Under the caps, Cooler Master opted for linear Gateron red switches. Gaterons function near identically to Cherry MX switches and even a bit smoother if the folks at GeekHack are to be believed, though I couldn’t tell the difference myself. Purists may complain about the lack of Cherries, but the reality is alt-brand switches have gained an incredible traction, leaving many of the old worries about consistency and quality in the past. I’ve used high-end custom keyboards with Gaterons and terrible, lightweight keyboards with Cherries. At this point, it’s about taste and how they feel in the keyboard as a whole.

Thankfully, typing and gaming on the CK552 feels great. Cooler Master opted for the same ABS keycaps found on most gaming keyboards, with a fairly standard office-friendly font. Against the aluminum top plate and solid internal construction, they have a solid clack without the hollow sound found on cheap keyboards. At the end of the day, how a keyboard feels and functions is most important and Cooler Master did a great job of making it feel like a more expensive board than it is.

The real standout feature at this price is the lighting and programmability of the keyboard. The CK552 features full per-key RGB backlighting. This means that every key can individually be set to display its own color, allowing you to create custom layouts. What’s more, you get the choice to do this on any computer using just the keyboard’s on-board controls or with a full software suite (which is advisable for intricate custom schemes due to the quick selection options).

Sub-$100, that’s just not common. If you do find that kind of programmability, it’s usually boxed into presets or “key zones” where you’re forced to set groups of keys rather than individuals.

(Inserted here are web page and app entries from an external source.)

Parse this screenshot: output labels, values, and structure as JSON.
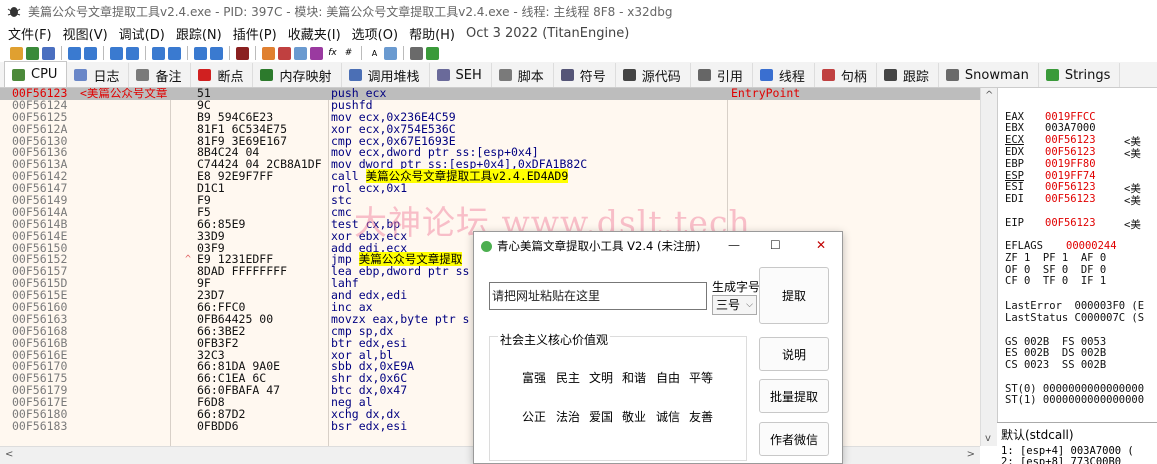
{
  "window": {
    "title": "美篇公众号文章提取工具v2.4.exe - PID: 397C - 模块: 美篇公众号文章提取工具v2.4.exe - 线程: 主线程 8F8 - x32dbg"
  },
  "menu": [
    "文件(F)",
    "视图(V)",
    "调试(D)",
    "跟踪(N)",
    "插件(P)",
    "收藏夹(I)",
    "选项(O)",
    "帮助(H)",
    "Oct 3 2022 (TitanEngine)"
  ],
  "tabs": [
    {
      "label": "CPU",
      "icon": "cpu-icon",
      "color": "#4c8a3a"
    },
    {
      "label": "日志",
      "icon": "log-icon",
      "color": "#6a87c8"
    },
    {
      "label": "备注",
      "icon": "notes-icon",
      "color": "#7a7a7a"
    },
    {
      "label": "断点",
      "icon": "breakpoint-icon",
      "color": "#d02020"
    },
    {
      "label": "内存映射",
      "icon": "memory-map-icon",
      "color": "#2c7a2c"
    },
    {
      "label": "调用堆栈",
      "icon": "call-stack-icon",
      "color": "#4b6fb5"
    },
    {
      "label": "SEH",
      "icon": "seh-icon",
      "color": "#6a6a9a"
    },
    {
      "label": "脚本",
      "icon": "script-icon",
      "color": "#7a7a7a"
    },
    {
      "label": "符号",
      "icon": "symbols-icon",
      "color": "#555577"
    },
    {
      "label": "源代码",
      "icon": "source-icon",
      "color": "#444444"
    },
    {
      "label": "引用",
      "icon": "references-icon",
      "color": "#666666"
    },
    {
      "label": "线程",
      "icon": "threads-icon",
      "color": "#3a6fd0"
    },
    {
      "label": "句柄",
      "icon": "handles-icon",
      "color": "#c04040"
    },
    {
      "label": "跟踪",
      "icon": "trace-icon",
      "color": "#444444"
    },
    {
      "label": "Snowman",
      "icon": "snowman-icon",
      "color": "#6a6a6a"
    },
    {
      "label": "Strings",
      "icon": "strings-icon",
      "color": "#3a9a3a"
    }
  ],
  "disasm": [
    {
      "addr": "00F56123",
      "label": "<美篇公众号文章",
      "bytes": "51",
      "ins": "push ecx",
      "comment": "EntryPoint",
      "current": true
    },
    {
      "addr": "00F56124",
      "bytes": "9C",
      "ins": "pushfd"
    },
    {
      "addr": "00F56125",
      "bytes": "B9 594C6E23",
      "ins": "mov ecx,0x236E4C59"
    },
    {
      "addr": "00F5612A",
      "bytes": "81F1 6C534E75",
      "ins": "xor ecx,0x754E536C"
    },
    {
      "addr": "00F56130",
      "bytes": "81F9 3E69E167",
      "ins": "cmp ecx,0x67E1693E"
    },
    {
      "addr": "00F56136",
      "bytes": "8B4C24 04",
      "ins": "mov ecx,dword ptr ss:[esp+0x4]"
    },
    {
      "addr": "00F5613A",
      "bytes": "C74424 04 2CB8A1DF",
      "ins": "mov dword ptr ss:[esp+0x4],0xDFA1B82C"
    },
    {
      "addr": "00F56142",
      "bytes": "E8 92E9F7FF",
      "ins_pre": "call ",
      "ins_hl": "美篇公众号文章提取工具v2.4.ED4AD9",
      "hl": true
    },
    {
      "addr": "00F56147",
      "bytes": "D1C1",
      "ins": "rol ecx,0x1"
    },
    {
      "addr": "00F56149",
      "bytes": "F9",
      "ins": "stc"
    },
    {
      "addr": "00F5614A",
      "bytes": "F5",
      "ins": "cmc"
    },
    {
      "addr": "00F5614B",
      "bytes": "66:85E9",
      "ins": "test cx,bp"
    },
    {
      "addr": "00F5614E",
      "bytes": "33D9",
      "ins": "xor ebx,ecx"
    },
    {
      "addr": "00F56150",
      "bytes": "03F9",
      "ins": "add edi,ecx"
    },
    {
      "addr": "00F56152",
      "bytes": "E9 1231EDFF",
      "ins_pre": "jmp ",
      "ins_hl": "美篇公众号文章提取",
      "hl": true,
      "mark": "^"
    },
    {
      "addr": "00F56157",
      "bytes": "8DAD FFFFFFFF",
      "ins": "lea ebp,dword ptr ss"
    },
    {
      "addr": "00F5615D",
      "bytes": "9F",
      "ins": "lahf"
    },
    {
      "addr": "00F5615E",
      "bytes": "23D7",
      "ins": "and edx,edi"
    },
    {
      "addr": "00F56160",
      "bytes": "66:FFC0",
      "ins": "inc ax"
    },
    {
      "addr": "00F56163",
      "bytes": "0FB64425 00",
      "ins": "movzx eax,byte ptr s"
    },
    {
      "addr": "00F56168",
      "bytes": "66:3BE2",
      "ins": "cmp sp,dx"
    },
    {
      "addr": "00F5616B",
      "bytes": "0FB3F2",
      "ins": "btr edx,esi"
    },
    {
      "addr": "00F5616E",
      "bytes": "32C3",
      "ins": "xor al,bl"
    },
    {
      "addr": "00F56170",
      "bytes": "66:81DA 9A0E",
      "ins": "sbb dx,0xE9A"
    },
    {
      "addr": "00F56175",
      "bytes": "66:C1EA 6C",
      "ins": "shr dx,0x6C"
    },
    {
      "addr": "00F56179",
      "bytes": "66:0FBAFA 47",
      "ins": "btc dx,0x47"
    },
    {
      "addr": "00F5617E",
      "bytes": "F6D8",
      "ins": "neg al"
    },
    {
      "addr": "00F56180",
      "bytes": "66:87D2",
      "ins": "xchg dx,dx"
    },
    {
      "addr": "00F56183",
      "bytes": "0FBDD6",
      "ins": "bsr edx,esi"
    }
  ],
  "watermark": "大神论坛 www.dslt.tech",
  "registers": [
    {
      "name": "EAX",
      "value": "0019FFCC",
      "extra": ""
    },
    {
      "name": "EBX",
      "value": "003A7000",
      "extra": "",
      "plain": true
    },
    {
      "name": "ECX",
      "value": "00F56123",
      "extra": "<美",
      "ul": true
    },
    {
      "name": "EDX",
      "value": "00F56123",
      "extra": "<美"
    },
    {
      "name": "EBP",
      "value": "0019FF80",
      "extra": ""
    },
    {
      "name": "ESP",
      "value": "0019FF74",
      "extra": "",
      "ul": true
    },
    {
      "name": "ESI",
      "value": "00F56123",
      "extra": "<美"
    },
    {
      "name": "EDI",
      "value": "00F56123",
      "extra": "<美"
    },
    {
      "name": "EIP",
      "value": "00F56123",
      "extra": "<美"
    }
  ],
  "eflags": {
    "label": "EFLAGS",
    "value": "00000244",
    "line1": "ZF 1  PF 1  AF 0",
    "line2": "OF 0  SF 0  DF 0",
    "line3": "CF 0  TF 0  IF 1"
  },
  "lasterror": {
    "error": "LastError  000003F0 (E",
    "status": "LastStatus C000007C (S"
  },
  "segments": [
    "GS 002B  FS 0053",
    "ES 002B  DS 002B",
    "CS 0023  SS 002B"
  ],
  "st": [
    "ST(0) 0000000000000000",
    "ST(1) 0000000000000000"
  ],
  "stack": {
    "header": "默认(stdcall)",
    "l1": "1: [esp+4] 003A7000 (",
    "l2": "2: [esp+8] 773C00B0"
  },
  "popup": {
    "title": "青心美篇文章提取小工具 V2.4 (未注册)",
    "url_placeholder": "请把网址粘贴在这里",
    "font_label": "生成字号",
    "font_value": "三号",
    "btn_extract": "提取",
    "btn_help": "说明",
    "btn_batch": "批量提取",
    "btn_wechat": "作者微信",
    "group_title": "社会主义核心价值观",
    "values_row1": [
      "富强",
      "民主",
      "文明",
      "和谐",
      "自由",
      "平等"
    ],
    "values_row2": [
      "公正",
      "法治",
      "爱国",
      "敬业",
      "诚信",
      "友善"
    ]
  }
}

If you’d rather, you can also choose from a large selection of presets. All told, Cooler Master has packed in 16 preset animations that can be customized with or without software. Want your Fireball to be blue instead of orange? Turn down a color channel and you’re there. Want that slow rainbow to race? Hit the arrow keys to speed it up.

When it comes to macros, the options are the same: right on the keyboard, stored on on-board memory, or through software where you can cut delays. Recording a macro on the board is easy with a couple of quick key combinations and can be saved or deleted from any key when you’re done.

Functionally, the CK552 is a versatile little keyboard that packs options far above its price class.

Final Thoughts

As I’m sure is obvious, I’m extremely impressed with the CK552. I rarely ever label something “the best,” but in this case it’s just warranted. For the money, it’s just an incredible value and challenges why we’ve been paying so much for so long. For $79.99, it’s simply the best value RGB mechanical keyboard we’ve ever tested. If you have a Best Buy nearby and are in the market for an affordable mechanical keyboard, the CK552 should be at the top of your list.

Note: The CK550 is now available for $89.99, is not a Best Buy exclusive, and offers blue and brown switch types. 


  • Excellent value for the dollar
  • Per-key RGB backlighting
  • Onboard and software lighting/macro control
  • Solid construction


  • Store exclusive at $79.99 price

The product discussed in this article was provided by the manufacturer for the purposes of review.


Christopher Coke

Chris cut his teeth on MMOs in the late 90s with text-based MUDs. He’s written about video games for many different sites but has made MMORPG his home since 2013. Today, he acts as Hardware and Technology Editor, lead tech reviewer, and continues to love and write about games every chance he gets. Follow him on Twitter: @GameByNight